And last week, I was in Hanoi to mark the 20th anniversary of normalization of relations between the United States and Vietnam. Think about that. A long and terrible war that inflicted indelible scars on body and mind, followed by two decades of mutual healing, followed by another two decades of diplomatic and commercial engagement. In this period, Vietnam evolved from a country torn apart by violence into a dynamic society with one of the world’s fastest growing economies. And all that time, through reconciliation, through normalization, Cuban-American relations remained locked in the past.
The internet makes our relationship with Iran even more absurd.
new technologies enabled people everywhere to benefit from shared projects across vast stretches of ocean and land… we are encouraged that U.S. firms are interested in helping Cuba expand its telecommunications and internet links, and that the government here recently pledged to create dozens of new and more affordable Wi-Fi hotspots.
We can’t tell Iran not to be an Islamic Republic.
In the United States, that means recognizing that U.S. policy is not the anvil on which Cuba’s future will be forged.

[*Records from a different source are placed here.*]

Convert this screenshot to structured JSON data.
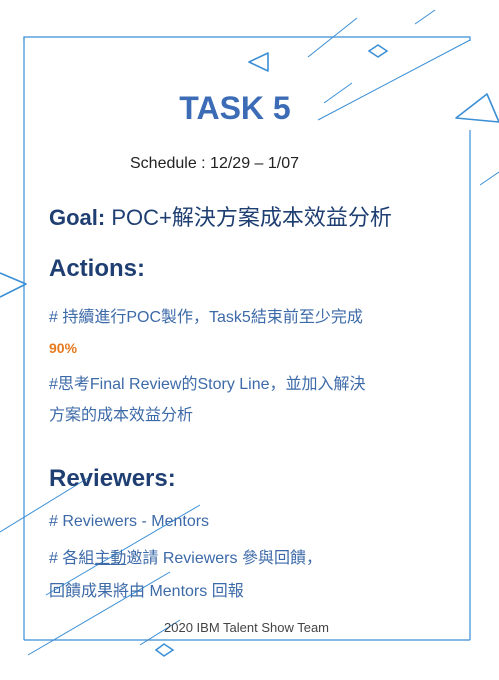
{
  "title": "TASK 5",
  "schedule": "Schedule : 12/29 – 1/07",
  "goal": {
    "label": "Goal:",
    "text": " POC+解決方案成本效益分析"
  },
  "actions": {
    "heading": "Actions:",
    "line1": "# 持續進行POC製作，Task5結束前至少完成",
    "highlight": "90%",
    "line2": "#思考Final Review的Story Line，並加入解決",
    "line3": "方案的成本效益分析"
  },
  "reviewers": {
    "heading": "Reviewers:",
    "line1": "# Reviewers - Mentors",
    "line2_prefix": "# 各組",
    "line2_underlined": "主動",
    "line2_suffix": "邀請 Reviewers 參與回饋，",
    "line3": "回饋成果將由 Mentors 回報"
  },
  "footer": "2020 IBM Talent Show Team",
  "colors": {
    "title": "#3b6cb5",
    "heading": "#1f3f73",
    "body": "#3d6aa8",
    "highlight": "#e7791f",
    "frame": "#3a8fd6"
  }
}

Decades of good intentions aside, the policies of the past have not led to a democratic transition in Cuba. It would be equally unrealistic to expect normalizing relations to have, in a short term, a transformational impact. After all, Cuba’s future is for Cubans to shape. Responsibility for the nature and quality of governance and accountability rests, as it should, not with any outside entity; but solely within the citizens of this country.
We are not going to stop standing up for democratic values and human rights, Kerry said. But just because the governments have problems with one another doesn’t mean that citizens can’t forge a new future.
Let me be clear: The establishment of normal diplomatic relations is not something that one government does as a favor to another; it is something that two countries do together when the citizens of both will benefit. And in this case, the reopening of our embassies is important on two levels: People-to-people and government-to-government.
We wouldn’t have the Iran deal if not for the hard work of the Iranian American community. Same with Cuba:
We also want to acknowledge the special role that the Cuban American community is playing in establishing a new relationship between our countries.
We weren’t intimidated by the lobbies that want us stuck in history. And the Pope has supported the Iran Deal.
Before closing, I want to sincerely thank leaders throughout the Americas who have long urged the United States and Cuba to restore normal ties. I thank the Holy Father Pope Francis and the Vatican for supporting the start of a new chapter in relations between our countries. And I think it is not accidental that the Holy Father will come here and then to Washington, the United States at this moment. I applaud President Obama and President Castro both for having the courage to bring us together in the face of considerable opposition.
Dividing peoples has a terrible price. Our divisions with Iran have exacerbated human rights crises across the Middle East, from Gaza to Iraq. And threatened at times to blow up the whole region. The region will only progress if we can neutralize this enmity.
Jose Marti once said that “everything that divides men…is a sin against humanity.” Clearly, the events of the past – the harsh words, the provocative and retaliatory actions, the human tragedies – all have been a source of deep division that has diminished our common humanity. There have been too many days of sacrifice and sorrow; too many decades of suspicion and fear. That is why I am heartened by the many on both sides of the Straits who – whether because of family ties or a simple desire to replace anger with something more productive – have endorsed this search for a better path.
No deal is perfect. That’s why they call it a deal.
We have begun to move down that path without any illusions about how difficult it may be
Americans are absorbing all these lessons. Let’s hope the politicians grasp them, and take our country forward.